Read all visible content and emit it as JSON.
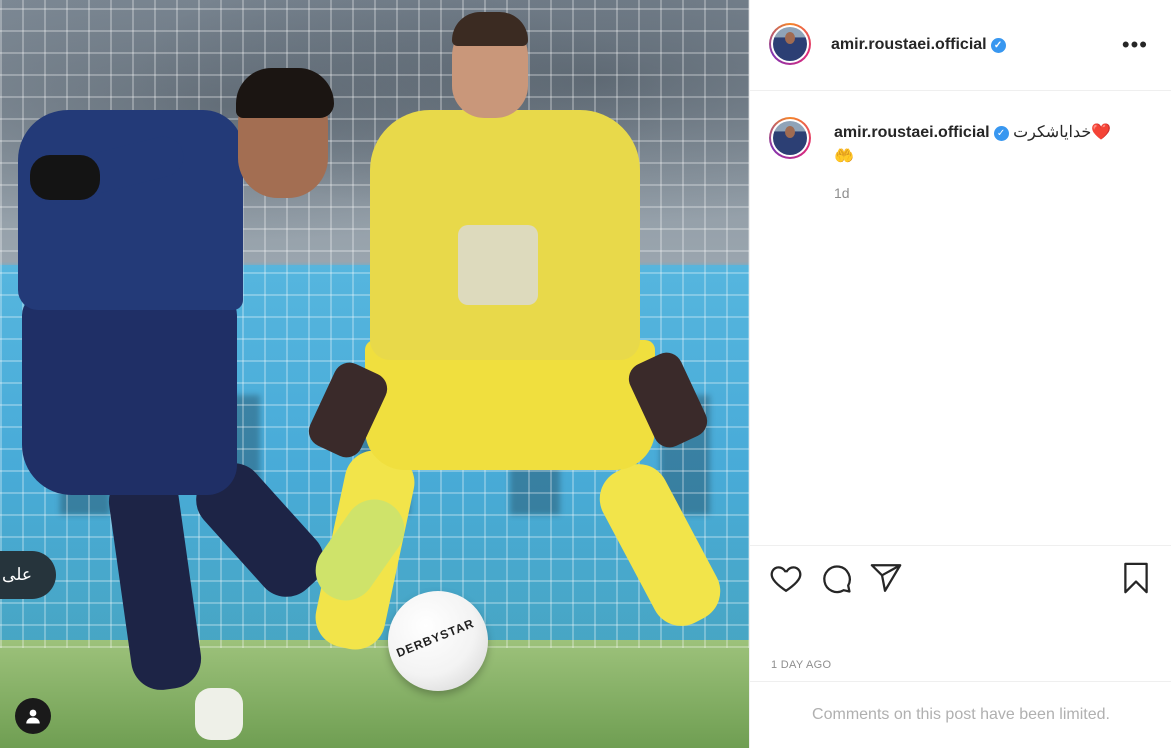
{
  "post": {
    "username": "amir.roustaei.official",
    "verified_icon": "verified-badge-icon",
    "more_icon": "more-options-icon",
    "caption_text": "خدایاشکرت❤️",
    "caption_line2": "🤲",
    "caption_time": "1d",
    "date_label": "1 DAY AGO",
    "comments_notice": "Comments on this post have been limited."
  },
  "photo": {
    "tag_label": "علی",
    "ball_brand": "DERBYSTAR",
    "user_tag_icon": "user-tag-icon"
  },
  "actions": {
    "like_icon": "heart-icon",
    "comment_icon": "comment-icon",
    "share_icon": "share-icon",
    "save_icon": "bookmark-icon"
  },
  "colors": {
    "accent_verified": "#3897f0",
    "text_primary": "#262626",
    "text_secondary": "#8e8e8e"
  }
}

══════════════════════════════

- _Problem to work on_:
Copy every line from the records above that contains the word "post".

- _Answer for the task_:
  "post": {
    "comments_notice": "Comments on this post have been limited."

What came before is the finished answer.